Dubois & Son's future uncertain following bankruptcy filing
by Chip Carter | March 17, 2010
After 75 years as a leader in Florida agriculture and at one time considered
the nation's largest pepper grower, Dubois & Son in Boynton Beach has filed
for bankruptcy protection.
The company filed for Chapter 7 bankruptcy protection March 10 in U.S.
Bankruptcy Court, Southern District of Florida, listing $27.3 million in
liabilities against $627,616 in assets, which are mainly comprised of trucks,
equipment and machinery.
Following the death of patriarch Robert M. (Bobby) DuBois Sr. in September at
age 68, the company was owned by Robert M. (Robby) DuBois Jr., with a 66
percent share, and his sister, Melissa Braswell, who held the remaining
A combination of weather- and market-related incidents had plagued Dubois
& Son for several years, according to the family attorney. More than 130
creditors were listed in the bankruptcy filing, with the Internal Revenue
Service ($1.4 million) and the Palm Beach County Tax Collector ($41,306)
among the larger.
The family did not respond to calls from The Produce News. Their attorney,
Robert Furr of Boca Raton, FL, did not return calls from The Produce News,
but earlier told the Palm Beach Post that the death of Mr. Dubois Sr. "was the
culmination of it. The company had been suffering financially for the last
three or four years due to some bad crops. It was very deeply in debt."
Mr. Furr told the Post that the nature of the bankruptcy and the pending
liquidation indicated that the company would cease operations.
The Dubois family first started farming in Palm Beach County in the 1930s
after moving to Florida from Oklahoma. By the 1980s, family holdings totaled
2,500 acres west of Delray Beach and Boynton Beach. At that time, Dubois &
Son was thought to be the nation's largest producer of peppers.
In 2001-02, the company packed and shipped 3 million crates of vegetables,
including cucumbers, squash and eggplant, and was widely known for hand-
packed Bell peppers. By 2004, the company was farming just 1,000 acres but
still shipped 2.5 million boxes of produce.
In 2003, the family dissolved its Dubois Farms enterprise and relaunched as
Dubois & Son LLC, which employed about 300 people seasonally. By this
season, the Dubois family no longer operated its own packinghouse, but it
was growing for other shippers with markets in the United States, Canada
and Mexico.
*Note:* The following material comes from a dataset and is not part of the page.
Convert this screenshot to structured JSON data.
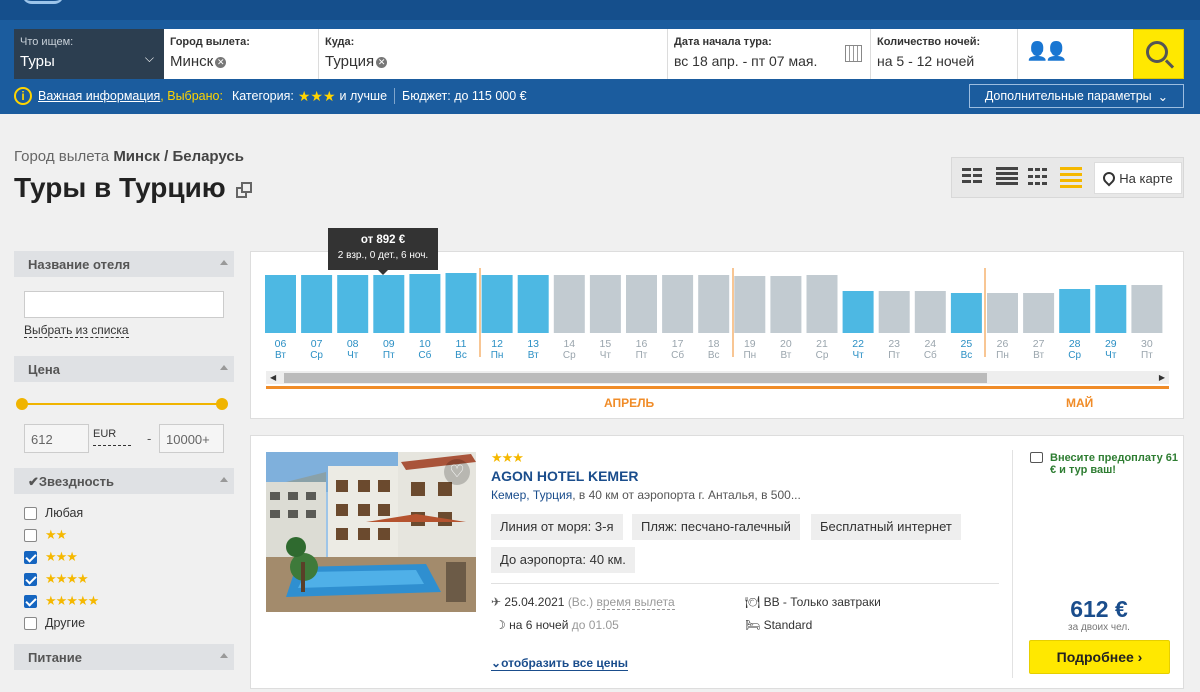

The family still has 28 acres in trust at the site of its
packinghouse and some fields in Boynton Beach; the future of that property
There is nothing in the court documents or proceedings that would prevent
Dubois family members from entering into other farming-related ventures.